There are lots and lots of great tools for doing work these days. In my opinion, the very best tools are the ones that make it easy for you to work collaboratively with your colleagues. Remember, it's really about delivering the content! The tool itself is whatever helps you do that best.
With that said, here are some tools you might find useful.
GitHub/git: for version control and hosting repositories
mkdocs : python library for writing documentation in markdown
gitbook : for writing documentation (we used this for our wiki)
stackedit : a markdown editor that allows you to edit repos directly
YNAW will render a wiki page from a folder of Google Docs
Typora: my current favorite
Workflowy: if your brain likes nested lists
Notion: an external brain
Bear : my old favorite note taking app (kind of like evernote but simpler)
Evernote: people like it
Simplenote: plain text and very simple
a whiteboard: to work out the details; there is really no substitute for doing this by hand.
a spreadsheet: to store the design you've worked out
a friend (or 3): to double check your work!
sound files from past experiments (lab members only)
recording sound files
P-Lab: email the current P-Lab RA to schedule time on their equipment.
USB microphone (in a pinch): we have one of these and they are actually not terrible.
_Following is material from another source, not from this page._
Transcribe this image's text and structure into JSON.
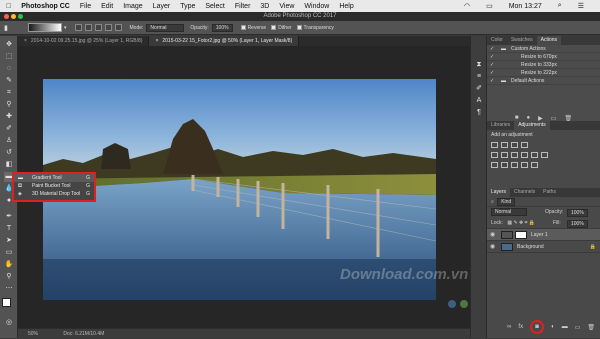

synthesizing sound files:
Mac Text-to-Speech: using the terminal command say
Acapela: natural sounding child and adult voices in many languages
borrow my synthesizing scripts: synth-a-little.py synth-a-lot.py
editing sound files
Audacity: works well for the editing I need. Here is the manual.
Praat: people who do phonetics and phonology stuff like Praat. Here is a nice tutorial.
image files from past experiments
finding image stimuli (open-source)
freepik: free photos and vector graphics, searchable by category
Vecteezy: free vector graphics, searchable by category
Glitch the game: art from a game that was released for public use.
Open Game Art: a very large collection of open source game art
Cog-sci stimuli sets: a nice list of standardized stimuli others have used (by Sebastian Mathôt)
More Cog-sci stimuli sets
Unsplash - we use this all the time for natural images
Inkscape: a free, open-source version of Adobe Illustrator. Inkscape tutorials
Gimp: an free, open-source version of Photoshop. Gimp tutorials
Preview: you can make quick changes (e.g. size) in preview
video files from past experiments
making video stimuli
I haven’t done this in years, but we have a video camera and a tripod. Happy to help you brainstorm.
Cog-sci stimuli sets: mostly images, but a few standardized video stimuli sets (by Sebastian Mathôt)
Quicktime: for very quick and simple edits.
iMovie: for slightly more complex edits. iMovie manual
HandBrake: for when you need to convert video formats.
no code required
PsychoPy Standalone App
this one is my favorite - it is actively developed and there is a great community of contributors
builder tutorials : here is a tutorial for making a stroop task, and here is one I made for language tasks
psychopy-users : google group where you can find answers and ask questions
I haven’t used it, but some people I know really like it.
tutorials: here is the main tutorial and here are some examples.
Libraries - you can't go wrong with any of these!
Psychopy (python library)
Learn python the hard way (how I first learned!)
psychtoolbox (matlab library)
VSCode - my current fav (free and just... ugh, the greatest)
Atom - my current fav (free and has git-plus package)
Textwrangler - my oldest friend! still great and free
Sublime text - widely loved
Cloud servers and virtual machines
AWS - lots of people love; it's too overwhelming for me
Google Cloud Computing - nice, simple interface
Digital Ocean - my favorite and what we use in the lab
Google colabratory notebook: how we do it in our lab
a colaborative jupyter noteboook for python or R
Jupyter notebook: my fav in grad school
R markdown notebooks: very popular right now
Seaborn: data visualization library for python
ggplot2: data visualization package for R
BibDesk : my old fav because it is simple
Zotero, Papers, Mendeley, etc. - all perfectly fine
Paperpile: the one I use now, because it integrates well with google drive and has a very low learning curve for new lab members
Google docs : I find this to be the simplest way to write collaboratively, so I use it almost exclusively now.
LaTex: A great tool if you have self-control (I find it too tempting to spend hours on formatting, so I'm not allowed to use it).
Google slides: my favorite because it is the easiest for collaboration
Powerpoint: also works fine.
Deckset : a (not free) app for presentations in Markdown.
Beamer : A LaTex class for presentations (also requires self-control)
Slidify : Write slides in R markdown (again, self control required)
Google slides: my fav for collaboration
Powerpoint: lots of people do this
Inkscape : a free version of Illustrator
Probably some frustrating (and cool) R or LaTex way.
or procrastination avoidance
Inbox when ready for gmail:
Full-screen writing for google docs: